◆ GOAL OF THE EXERCISE: Exactly as shown below, retype every line of the data.

◆ GIVEN ENTRIES:
◇ ◇ ◇

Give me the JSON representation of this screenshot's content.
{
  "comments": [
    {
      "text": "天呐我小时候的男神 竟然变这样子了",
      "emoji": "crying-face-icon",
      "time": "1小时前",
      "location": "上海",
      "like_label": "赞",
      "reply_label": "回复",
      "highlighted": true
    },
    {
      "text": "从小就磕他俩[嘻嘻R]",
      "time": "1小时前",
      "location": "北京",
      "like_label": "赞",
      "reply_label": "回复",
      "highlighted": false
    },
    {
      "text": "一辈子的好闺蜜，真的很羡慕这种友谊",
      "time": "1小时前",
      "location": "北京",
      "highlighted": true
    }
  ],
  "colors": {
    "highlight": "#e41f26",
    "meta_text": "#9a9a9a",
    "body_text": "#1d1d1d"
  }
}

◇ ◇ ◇

◆ OUTPUT:
Give me the JSON representation of this screenshot's content.
{
  "comments": [
    {
      "text": "天呐我小时候的男神 竟然变这样子了",
      "emoji": "crying-face-icon",
      "time": "1小时前",
      "location": "上海",
      "like_label": "赞",
      "reply_label": "回复",
      "highlighted": true
    },
    {
      "text": "从小就磕他俩[嘻嘻R]",
      "time": "1小时前",
      "location": "北京",
      "like_label": "赞",
      "reply_label": "回复",
      "highlighted": false
    },
    {
      "text": "一辈子的好闺蜜，真的很羡慕这种友谊",
      "time": "1小时前",
      "location": "北京",
      "highlighted": true
    }
  ],
  "colors": {
    "highlight": "#e41f26",
    "meta_text": "#9a9a9a",
    "body_text": "#1d1d1d"
  }
}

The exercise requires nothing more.